It’s worth noting that many disagree with Integrated Information Theory – including Scott Aaronson – see here, here and here.

 

See interview below:

“It’s a theory that proceeds from phenomenology to as it were mechanisms in physics”.

IIT is also described in Christof Koch’s Consciousness: Confessions of a Romantic Reductionist’.

Axioms and postulates of integrated information theory

5 axioms / essential properties of experience of consciousness that are foundation to IIT – the intent is to capture the essential aspects of all conscious experience. Each axiom should apply to every possible experience.

  • Intrinsic existence: Consciousness exists: each experience is actual—indeed, that my experience here and now exists (it is real) is the only fact I can be sure of immediately and absolutely. Moreover, my experience exists from its own intrinsic perspective, independent of external observers (it is intrinsically real or actual).
  • Composition: Consciousness is structured: each experience is composed of multiple phenomenological distinctions, elementary or higher-order. For example, within one experience I may distinguish a book, a blue color, a blue book, the left side, a blue book on the left, and so on.
  • Information: Consciousness is specific: each experience is the particular way it is—being composed of a specific set of specific phenomenal distinctions—thereby differing from other possible experiences (differentiation). For example, an experience may include phenomenal distinctions specifying a large number of spatial locations, several positive concepts, such as a bedroom (as opposed to no bedroom), a bed (as opposed to no bed), a book (as opposed to no book), a blue color (as opposed to no blue), higher-order “bindings” of first-order distinctions, such as a blue book (as opposed to no blue book), as well as many negative concepts, such as no bird (as opposed to a bird), no bicycle (as opposed to a bicycle), no bush (as opposed to a bush), and so on. Similarly, an experience of pure darkness and silence is the particular way it is—it has the specific quality it has (no bedroom, no bed, no book, no blue, nor any other object, color, sound, thought, and so on). And being that way, it necessarily differs from a large number of alternative experiences I could have had but I am not actually having.
  • Integration: Consciousness is unified: each experience is irreducible to non-interdependent, disjoint subsets of phenomenal distinctions.
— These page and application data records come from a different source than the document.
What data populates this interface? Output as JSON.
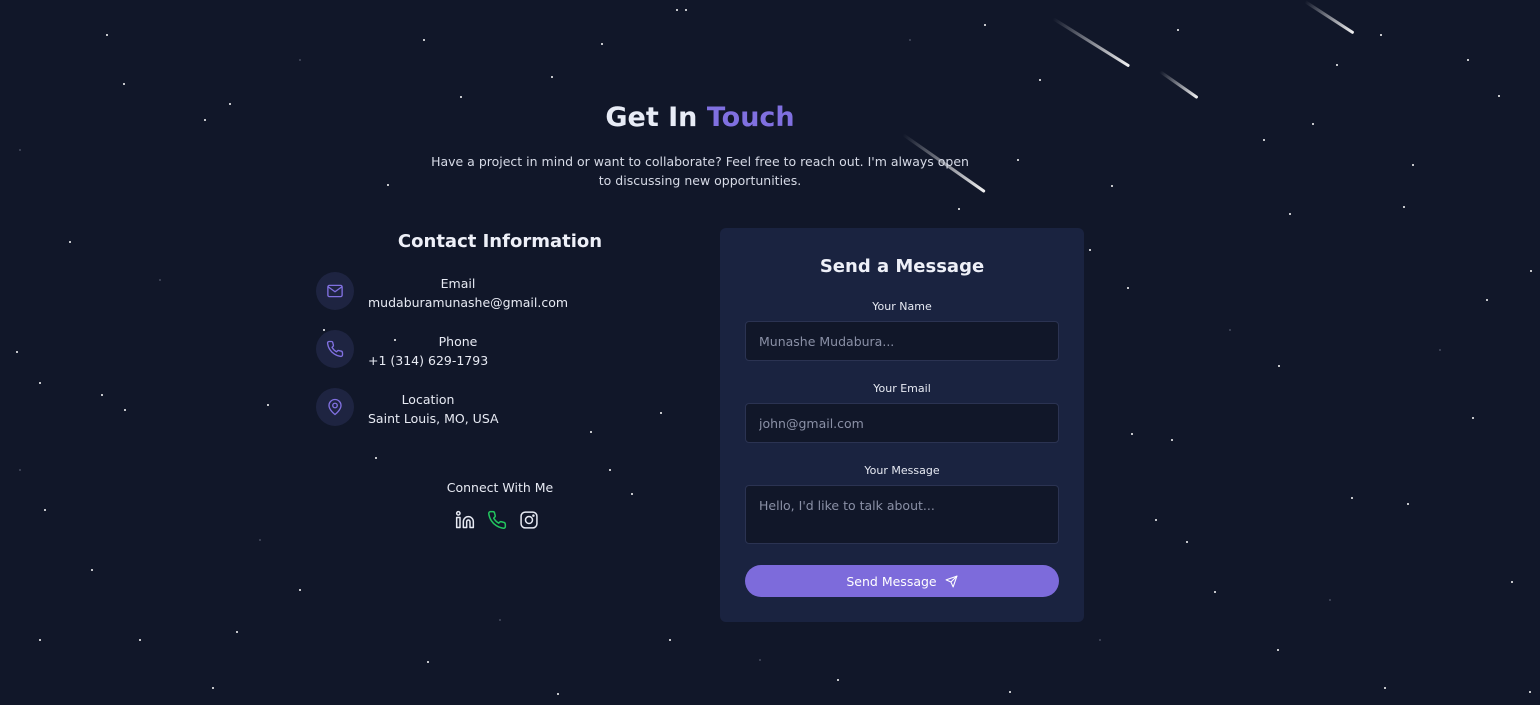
{
  "colors": {
    "background": "#111729",
    "card": "#1a2340",
    "accent": "#8070e0",
    "button": "#7d6bdb",
    "phone_icon_green": "#22c55e"
  },
  "header": {
    "title_prefix": "Get In",
    "title_accent": "Touch",
    "subtitle": "Have a project in mind or want to collaborate? Feel free to reach out. I'm always open to discussing new opportunities."
  },
  "contact": {
    "title": "Contact Information",
    "items": [
      {
        "icon": "mail-icon",
        "label": "Email",
        "value": "mudaburamunashe@gmail.com"
      },
      {
        "icon": "phone-icon",
        "label": "Phone",
        "value": "+1 (314) 629-1793"
      },
      {
        "icon": "map-pin-icon",
        "label": "Location",
        "value": "Saint Louis, MO, USA"
      }
    ],
    "connect_title": "Connect With Me",
    "socials": [
      {
        "icon": "linkedin-icon"
      },
      {
        "icon": "phone-icon"
      },
      {
        "icon": "instagram-icon"
      }
    ]
  },
  "form": {
    "title": "Send a Message",
    "name_label": "Your Name",
    "name_placeholder": "Munashe Mudabura...",
    "email_label": "Your Email",
    "email_placeholder": "john@gmail.com",
    "message_label": "Your Message",
    "message_placeholder": "Hello, I'd like to talk about...",
    "submit_label": "Send Message",
    "submit_icon": "send-icon"
  }
}
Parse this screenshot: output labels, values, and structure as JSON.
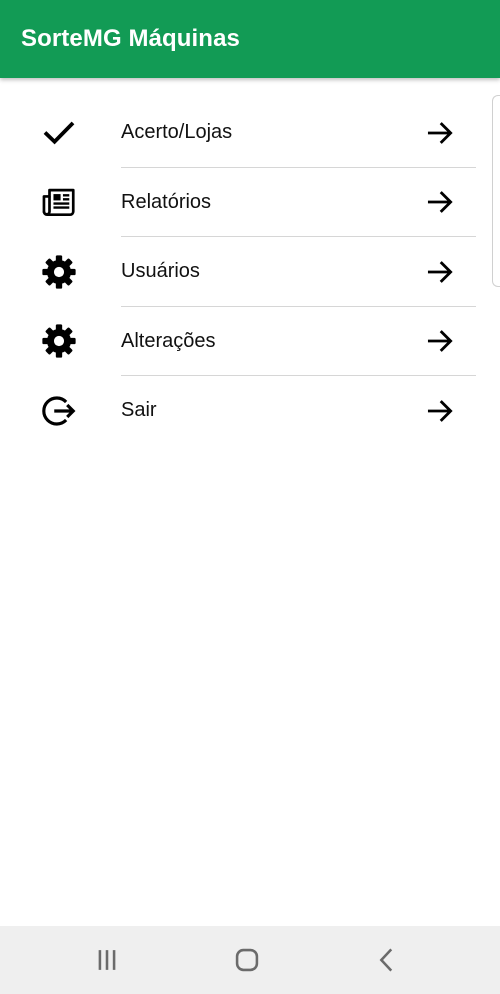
{
  "app": {
    "title": "SorteMG Máquinas",
    "accent": "#129b55"
  },
  "menu": {
    "items": [
      {
        "label": "Acerto/Lojas",
        "icon": "check-icon"
      },
      {
        "label": "Relatórios",
        "icon": "newspaper-icon"
      },
      {
        "label": "Usuários",
        "icon": "gear-icon"
      },
      {
        "label": "Alterações",
        "icon": "gear-icon"
      },
      {
        "label": "Sair",
        "icon": "logout-icon"
      }
    ],
    "arrow_icon": "arrow-right-icon"
  },
  "navbar": {
    "buttons": [
      "recent-apps-icon",
      "home-icon",
      "back-icon"
    ]
  }
}
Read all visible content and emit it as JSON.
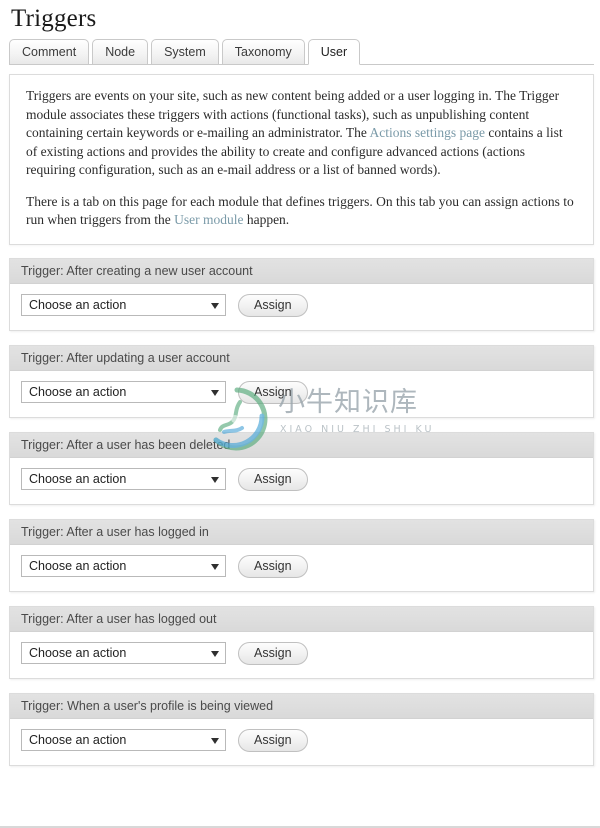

Thus, I experience a whole visual scene, not the left side of the visual field independent of the right side (and vice versa). For example, the experience of seeing the word “BECAUSE” written in the middle of a blank page is irreducible to an experience of seeing “BE” on the left plus an experience of seeing “CAUSE” on the right. Similarly, seeing a blue book is irreducible to seeing a book without the color blue, plus the color blue without the book.
  • Exclusion: Consciousness is definite, in content and spatio-temporal grain: each experience has the set of phenomenal distinctions it has, neither less (a subset) nor more (a superset), and it flows at the speed it flows, neither faster nor slower. For example, the experience I am having is of seeing a body on a bed in a bedroom, a bookcase with books, one of which is a blue book, but I am not having an experience with less content—say, one lacking the phenomenal distinction blue/not blue, or colored/not colored; or with more content—say, one endowed with the additional phenomenal distinction high/low blood pressure. Moreover, my experience flows at a particular speed—each experience encompassing say a hundred milliseconds or so—but I am not having an experience that encompasses just a few milliseconds or instead minutes or hours.

So, does IIT solve what David Chalmers calls the “Hard Problem of consciousness”?

Christof Koch  is an American neuroscientist best known for his work on the neural bases of consciousness. He is the President and Chief Scientific Officer of the Allen Institute for Brain Science in Seattle. From 1986 until 2013, he was a professor at the California Institute of Technology.

This interview is a short section of a larger interview which will be released at a later date.